Back then, Inle is probably the only place in Singapore for you to get Burmese food. But as I returned to Peninsula during my recent trip back to Singapore, I was shocked. Not only that Inle has expanded tremendously, easily covering two shop lots, but the large shops next to it has been developed into Burmese food heaven, with multiple stalls selling Burmese food and Myanmar (the way you call people of Myanmar, and not Burmese) are gathered.
It was like a little Myanmar in Singapore. About time, I’ll say. They were certainly plenty of them in Singapore before, I am sure they are even more now, and every community needs “a place to call home”.
Inle Myanmar Restaurant was, by far, the more upmarket (read: less crowded) Burmese food options amongst the many that have sprung up over the years.
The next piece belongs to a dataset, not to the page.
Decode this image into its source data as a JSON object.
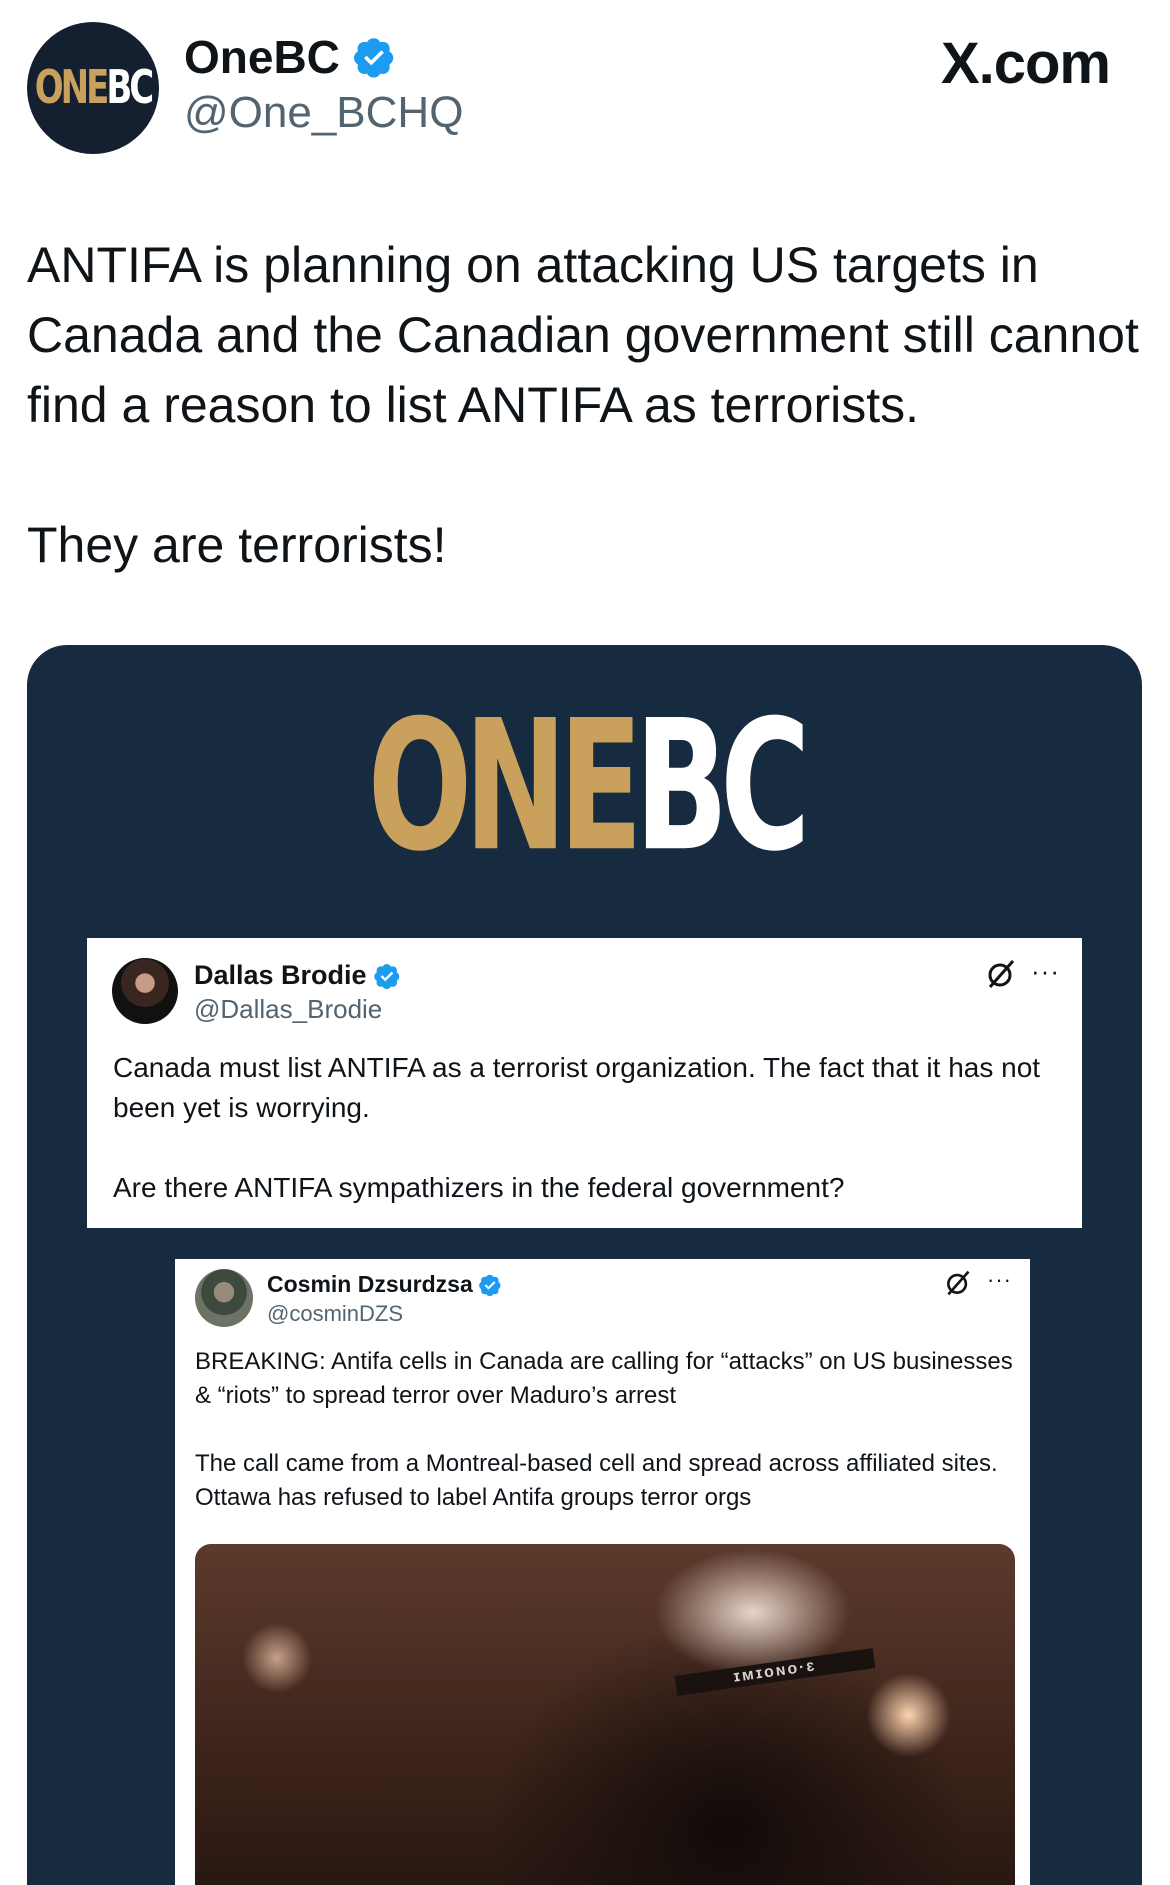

The deco was simple and distinctively Myanmar, said to be drawing inspiration from Inle Lake, where fishing community is still alive today with Intha “sons of the lake” continue to fish for a living, rowing their boats with one leg.
That is a sight I would want to see!
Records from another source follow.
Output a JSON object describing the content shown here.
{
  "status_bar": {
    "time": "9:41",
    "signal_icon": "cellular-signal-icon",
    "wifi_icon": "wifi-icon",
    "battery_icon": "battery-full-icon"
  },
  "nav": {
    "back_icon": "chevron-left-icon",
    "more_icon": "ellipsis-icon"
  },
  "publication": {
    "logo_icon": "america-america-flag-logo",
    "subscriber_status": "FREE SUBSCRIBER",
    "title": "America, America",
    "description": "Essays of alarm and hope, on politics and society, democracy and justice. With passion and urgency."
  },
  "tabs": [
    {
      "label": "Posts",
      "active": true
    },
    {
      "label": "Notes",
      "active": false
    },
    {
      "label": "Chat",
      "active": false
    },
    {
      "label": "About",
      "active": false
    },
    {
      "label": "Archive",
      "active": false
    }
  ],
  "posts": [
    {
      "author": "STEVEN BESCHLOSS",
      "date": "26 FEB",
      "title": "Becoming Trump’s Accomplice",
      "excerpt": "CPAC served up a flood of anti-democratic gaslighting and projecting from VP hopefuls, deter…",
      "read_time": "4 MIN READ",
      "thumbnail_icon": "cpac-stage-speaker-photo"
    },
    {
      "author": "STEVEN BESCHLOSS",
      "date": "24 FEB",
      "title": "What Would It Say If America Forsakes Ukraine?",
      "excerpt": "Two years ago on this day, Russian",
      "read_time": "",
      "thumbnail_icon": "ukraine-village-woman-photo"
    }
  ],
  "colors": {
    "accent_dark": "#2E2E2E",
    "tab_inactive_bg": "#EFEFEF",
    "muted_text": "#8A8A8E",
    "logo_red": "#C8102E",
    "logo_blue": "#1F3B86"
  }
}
Back to the food. I certainly have various favorite. The menu was extensive with many options of set menu for two paxs and more… so much so that we were spoiled for choice and unable to order. After much flipping the pages over and over, we settled for a dinner set meal for two which consists of some of favourite Inle dish.
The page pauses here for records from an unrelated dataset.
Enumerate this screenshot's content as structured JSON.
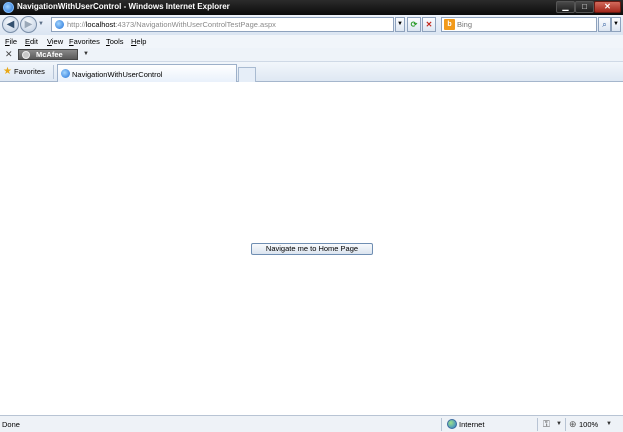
{
  "window": {
    "title": "NavigationWithUserControl - Windows Internet Explorer",
    "buttons": {
      "minimize": "▁",
      "maximize": "□",
      "close": "✕"
    }
  },
  "address_bar": {
    "url_prefix": "http://",
    "url_host": "localhost",
    "url_rest": ":4373/NavigationWithUserControlTestPage.aspx"
  },
  "search": {
    "placeholder": "Bing",
    "engine_icon": "b"
  },
  "menu": {
    "items": [
      {
        "label": "File",
        "underline": "F",
        "rest": "ile"
      },
      {
        "label": "Edit",
        "underline": "E",
        "rest": "dit"
      },
      {
        "label": "View",
        "underline": "V",
        "rest": "iew"
      },
      {
        "label": "Favorites",
        "underline": "F",
        "rest": "avorites"
      },
      {
        "label": "Tools",
        "underline": "T",
        "rest": "ools"
      },
      {
        "label": "Help",
        "underline": "H",
        "rest": "elp"
      }
    ]
  },
  "toolbar": {
    "close": "✕",
    "mcafee_label": "McAfee"
  },
  "favorites": {
    "label": "Favorites"
  },
  "tabs": [
    {
      "label": "NavigationWithUserControl"
    }
  ],
  "content": {
    "button_label": "Navigate me to Home Page"
  },
  "status": {
    "text": "Done",
    "zone": "Internet",
    "zoom": "100%"
  }
}
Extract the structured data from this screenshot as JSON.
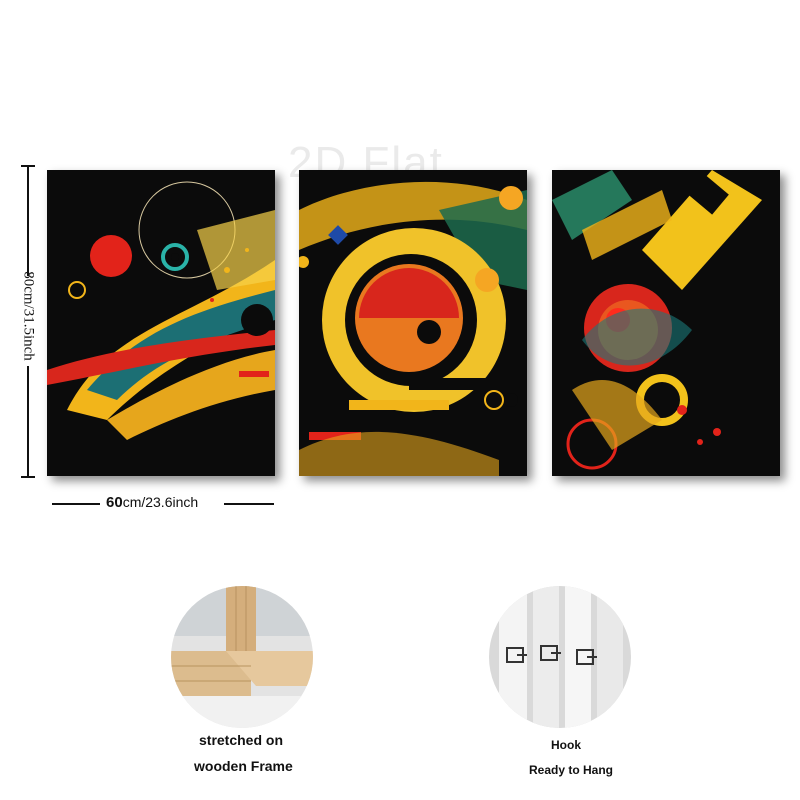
{
  "watermark": "2D Flat",
  "dimensions": {
    "height_label": "80cm/31.5inch",
    "width_number": "60",
    "width_rest": "cm/23.6inch"
  },
  "features": [
    {
      "line1": "stretched on",
      "line2": "wooden Frame"
    },
    {
      "line1": "Hook",
      "line2": "Ready to Hang"
    }
  ],
  "colors": {
    "panel_bg": "#0b0b0b",
    "yellow": "#f5c21b",
    "red": "#e2231a",
    "teal": "#1a7a7a",
    "wood": "#d9b98c"
  }
}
Pickled tea leaves salad.
Top of my list is the Pickled Tea Leaves Salad, also known as Laphet Thoke. The fermented and pickled leaves were deliciously mixed with all my favourite things – crispy chickpea, roasted peanuts fried garlic (be careful of the breath!), toasted sesame and dried shrimps, as well as fresh vegetables such as garlic, tomato and cabbage. The contrasting texture was intoxicating, one of the reasons why I love this dish so much. Added onto to this mix were refreshing lime and vegetable oil. It was decadent start to a meal.
Sea bass with soya bean, ginger & onion.
For main dishes we selected the seabass with soya bean, ginger & onion, as well as pork curry. While the pork curry was nothing to shout about, the sea bass was great. I would have preferred it to be still crunchy when served, but the succulent amd juicy meat more than made up for the lack of crispy bites. The soya sauce was done just right and went great with a portion of rice. It was somewhat a Chinese dish I reckon, but accompanied by the more pungent flavour of the curry, it worked. My carbless resolution went out of the window as we tucked in to fully appreciate these main dishes.
The dinner was rounded off with the excellent Myanmar sweet cake, called the Hsanwin Makin. These cakes were made from semolina, mixed with raisins, peanutes, walnuts and a dash of poppy seeds. I like nuts with my dessert, and this rendition aced it. The cake was served slightly warm; it’s sweet and chunky, across between a pudding and carrot cake. I was told this was usually very sweet, which was kinda true to my amateur palette, so I stopped after two bites; two bites I fully relished.
Deliciously refreshing side condinments
Note: Many of my friends, upon discovering that I had Burmese food for dinner, asked for an explanation on how it differ from, say, Thai food, or Vietnamese food. To me the Myanmar loves nuts with their food, and they certainly have a generous hand when it comes to using oil for their dishes, though you’ll notice most of their food are not deep fried. The influx of Chinese and Indian immigrants into Myanmar in the past has blended sweet, sour and mildly spicy flavour into Myanmar cuisine, so you will be excused to mistaken Burmese food with Thai, or Vietnam. Probably less spicy than Thai, heavier than Vietnamese.
While Burmese food may never be as popular as the Thai and Vietnamese, I certainly hope this will be a thing of the past. The cuisine of Myanmar has much to offer; I wonder where I can find one in Hong Kong.
Verdict? For an introduction to great Burmese food, Inle will not disappoint with its many great, varied fare.
Peninsula Plaza Outlet
111 North Bridge Road
#B1-07 (A/B) Peninsula Plaza
(65) 6333 5438